Chris Evert, who insists she has never given much thought to being considered the greatest women's tennis player ever, nevertheless moved another step closer today to making more history in the U.S. Open.

Rallying after trailing 4-1 in the first set, Evert used her relentless baseline attack to wear down Evonne Goolagong in a quarterfinal match, 7-5, 6-2.

That victory moved her into a semifinal match with another historymaker, Billie Jean King, who survivedh her own "rotten serve," pesky airplanes and a sloping court to eliminate Virginia Wade, 6-3, 7-6.

So now, Evert, who is going for an unprecedented fifth straight U.S. Open championship, faces King in a center court match Friday. Evert has beaten King seven straight times but King was hardly in any mood to concede today.

"The last three or four years I've had to play Chris I haven't been physically well," said King, who is aiming for a fifth U.S. Open championship after heel surgery last winter. "Now, I'm ready to win again. It's up to me to concentrate and think I can win every point. I've got to play my heart out on every shot."

Evert found herself in much the same state of mind after Goolagong, in a brilliant display of serve and volley, took control of the match early on to lead 4-1 after serving in the fifth game.

"I thought I started extremely well," Goolagong said later, "but I couldn't keep up the pace. I started off getting my first serves in, but I couldn't continue. And once that goes, my game falls apart."

Evert hardly helped the situation. After holding serve to cut Goolagong's lead to 4-2 she said she became "determined to hit out, hit more aggressively from the baseline and take more chances.

"Evonne started out so tough, she was getting all my passing shots and I've been in that position before with her. But it's tough for anyone to keep it up for two sets. I doubted if she could. I just knew I couldn't get impatient. I finally started hitting the ball harder and deep and I took more control."

Evert broke Goolagong with a crisp forehand passing shot to cut the advantage to 4-3 and broke her again in the ninth game of the first set after Goolagong netted a routine backhand from the baseline.

Evert was serving for the set and had a 40-15 advantage before Goolagong rallied, then broke back at 5-5 when Evert tried to lob and grimaced as the ball sailed deep.

Evert retained control, however, breaking easily in the next game and winning the set when Goolagong was guilty of four straight unforced errors.

Tied at 2-all, in the second set Goolagong hit a half-volley backhand wide to trail 30-40, then lost her serve when she hit another rather simple backhand volley deep.
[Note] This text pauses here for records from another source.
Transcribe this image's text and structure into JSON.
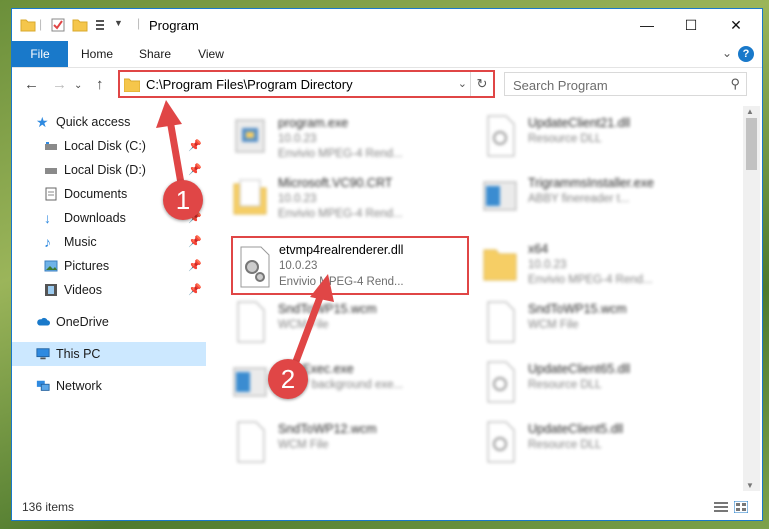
{
  "window": {
    "title": "Program",
    "controls": {
      "minimize": "—",
      "maximize": "☐",
      "close": "✕"
    }
  },
  "ribbon": {
    "tabs": [
      "File",
      "Home",
      "Share",
      "View"
    ],
    "help": "?"
  },
  "navigation": {
    "address_path": "C:\\Program Files\\Program Directory",
    "search_placeholder": "Search Program"
  },
  "sidebar": {
    "items": [
      {
        "label": "Quick access",
        "icon": "star-icon",
        "pinned": false
      },
      {
        "label": "Local Disk (C:)",
        "icon": "drive-icon",
        "pinned": true
      },
      {
        "label": "Local Disk (D:)",
        "icon": "drive-icon",
        "pinned": true
      },
      {
        "label": "Documents",
        "icon": "documents-icon",
        "pinned": true
      },
      {
        "label": "Downloads",
        "icon": "downloads-icon",
        "pinned": true
      },
      {
        "label": "Music",
        "icon": "music-icon",
        "pinned": true
      },
      {
        "label": "Pictures",
        "icon": "pictures-icon",
        "pinned": true
      },
      {
        "label": "Videos",
        "icon": "videos-icon",
        "pinned": true
      },
      {
        "label": "OneDrive",
        "icon": "cloud-icon",
        "pinned": false
      },
      {
        "label": "This PC",
        "icon": "pc-icon",
        "pinned": false,
        "selected": true
      },
      {
        "label": "Network",
        "icon": "network-icon",
        "pinned": false
      }
    ]
  },
  "files": [
    {
      "name": "program.exe",
      "line2": "10.0.23",
      "line3": "Envivio MPEG-4 Rend...",
      "icon": "exe-icon"
    },
    {
      "name": "UpdateClient21.dll",
      "line2": "Resource DLL",
      "line3": "",
      "icon": "dll-icon"
    },
    {
      "name": "Microsoft.VC90.CRT",
      "line2": "10.0.23",
      "line3": "Envivio MPEG-4 Rend...",
      "icon": "folder-icon"
    },
    {
      "name": "TrigrammsInstaller.exe",
      "line2": "ABBY finereader t...",
      "line3": "",
      "icon": "exe-icon"
    },
    {
      "name": "etvmp4realrenderer.dll",
      "line2": "10.0.23",
      "line3": "Envivio MPEG-4 Rend...",
      "icon": "dll-gear-icon",
      "highlighted": true
    },
    {
      "name": "x64",
      "line2": "10.0.23",
      "line3": "Envivio MPEG-4 Rend...",
      "icon": "folder-icon"
    },
    {
      "name": "SndToWP15.wcm",
      "line2": "WCM File",
      "line3": "",
      "icon": "file-icon"
    },
    {
      "name": "SndToWP15.wcm",
      "line2": "WCM File",
      "line3": "",
      "icon": "file-icon"
    },
    {
      "name": "FineExec.exe",
      "line2": "ABBY background exe...",
      "line3": "",
      "icon": "exe-icon"
    },
    {
      "name": "UpdateClient65.dll",
      "line2": "Resource DLL",
      "line3": "",
      "icon": "dll-icon"
    },
    {
      "name": "SndToWP12.wcm",
      "line2": "WCM File",
      "line3": "",
      "icon": "file-icon"
    },
    {
      "name": "UpdateClient5.dll",
      "line2": "Resource DLL",
      "line3": "",
      "icon": "dll-icon"
    }
  ],
  "status": {
    "item_count": "136 items"
  },
  "annotations": {
    "marker1": "1",
    "marker2": "2"
  },
  "colors": {
    "accent": "#1979ca",
    "highlight": "#e04646",
    "selected_bg": "#cce8ff"
  }
}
Evert ran off the next three games, despite trailing 40-0 on Goolagong's serve in the seventh game, for the match.

When it was over, Evert also insisted that she does have a weakness, that the woman they call The Ice Maiden, melts ever so slightly at the start of matches because "I get a little nervous. If I'm vulnerable, it's at the beginning of a match. But once I get my rhythm, well . . ."

King had rhythm and everything else going for her in her morning match with Wade in front of a half-full center-court crowd.

King had little difficulty in the first set and was serving for the match at 5-3 in the second when Wade suddenly began to claw back. Aided by a King double fault, Wade broke through on a zinging backhand passing shot as King rushed in.

Both held service to force a 12-point tie breaker. With King leading at 4-3 and serving. Wade hit a forehand passing shot down the right baseline that just caught the tape and fell back to her side.

King said she tried to take advantage of a center court she insisted sloped away from Wade's forehand on her next serve. Serving to the deuce court, she hit a hard twisting serve that Wade could not handle to take a 6-3 lead.

Wade saved one match point with a lovely backhand volley, but she double faulted on the next point and King clenched her fist and punched at the air in sheer joy and why not?

She underwent heel surgery last December and said today, "Last winter, this was my goal, to be ready for the Open. I knew I would probably be ready. Physically now is not a problem, it's the mental part. You have to be match tough, I need a lot of match play. Physically, though, I feel fantastic."